# WHAT NEEDS TO BE DONE
Show all lines from the records below in which the string "message" is present.

# Entries from a dataset of interfaces

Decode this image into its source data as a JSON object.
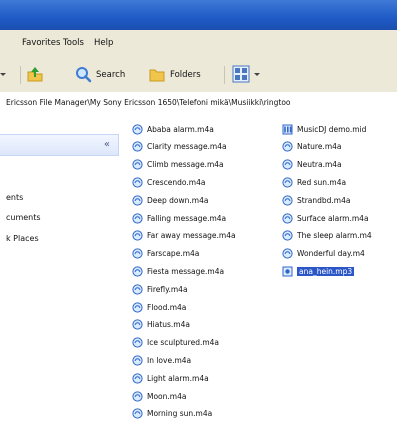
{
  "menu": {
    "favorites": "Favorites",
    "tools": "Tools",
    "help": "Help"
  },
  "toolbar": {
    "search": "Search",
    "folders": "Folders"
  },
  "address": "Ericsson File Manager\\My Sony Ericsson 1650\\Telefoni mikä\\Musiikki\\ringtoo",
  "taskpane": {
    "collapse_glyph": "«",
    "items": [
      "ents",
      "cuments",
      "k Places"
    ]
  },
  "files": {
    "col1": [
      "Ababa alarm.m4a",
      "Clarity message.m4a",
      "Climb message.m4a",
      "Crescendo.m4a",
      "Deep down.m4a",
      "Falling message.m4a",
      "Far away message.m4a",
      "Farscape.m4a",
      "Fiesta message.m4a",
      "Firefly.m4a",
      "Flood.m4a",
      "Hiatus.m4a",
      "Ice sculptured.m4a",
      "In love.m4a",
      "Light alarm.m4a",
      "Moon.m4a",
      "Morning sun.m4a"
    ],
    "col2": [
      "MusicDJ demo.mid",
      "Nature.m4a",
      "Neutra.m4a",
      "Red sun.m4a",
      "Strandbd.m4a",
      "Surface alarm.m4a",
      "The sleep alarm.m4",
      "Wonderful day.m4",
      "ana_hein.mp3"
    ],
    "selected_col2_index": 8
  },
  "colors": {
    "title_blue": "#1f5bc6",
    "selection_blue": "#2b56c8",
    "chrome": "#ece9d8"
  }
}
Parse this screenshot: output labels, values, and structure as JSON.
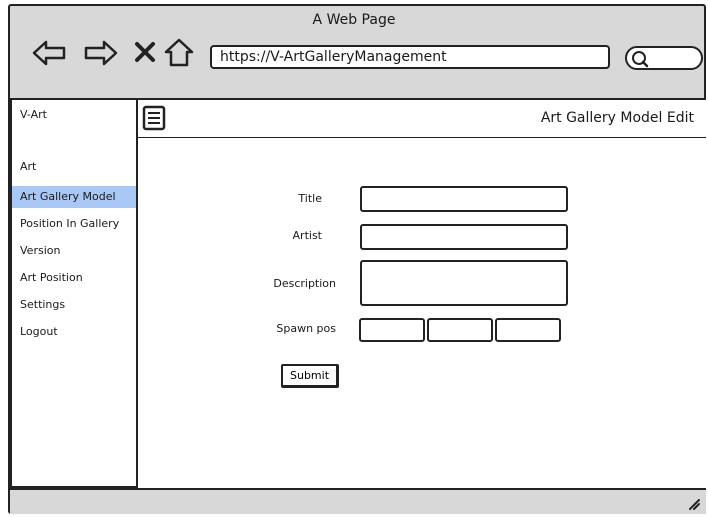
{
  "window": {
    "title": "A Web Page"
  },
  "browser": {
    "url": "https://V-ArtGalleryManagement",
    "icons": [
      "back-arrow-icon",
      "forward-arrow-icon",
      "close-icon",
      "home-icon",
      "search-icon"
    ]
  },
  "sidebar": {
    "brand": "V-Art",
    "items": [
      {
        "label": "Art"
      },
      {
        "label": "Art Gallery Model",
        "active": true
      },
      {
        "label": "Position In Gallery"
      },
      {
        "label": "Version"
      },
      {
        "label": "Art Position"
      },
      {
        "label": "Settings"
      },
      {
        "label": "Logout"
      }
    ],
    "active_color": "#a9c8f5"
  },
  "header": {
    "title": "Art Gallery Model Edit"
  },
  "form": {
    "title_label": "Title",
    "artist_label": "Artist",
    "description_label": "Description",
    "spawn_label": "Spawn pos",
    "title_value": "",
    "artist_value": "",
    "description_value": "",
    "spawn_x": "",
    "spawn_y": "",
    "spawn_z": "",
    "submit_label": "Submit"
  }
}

# RESPONSE BELOW
      "Clarity message.m4a",
      "Climb message.m4a",
      "Falling message.m4a",
      "Far away message.m4a",
      "Fiesta message.m4a",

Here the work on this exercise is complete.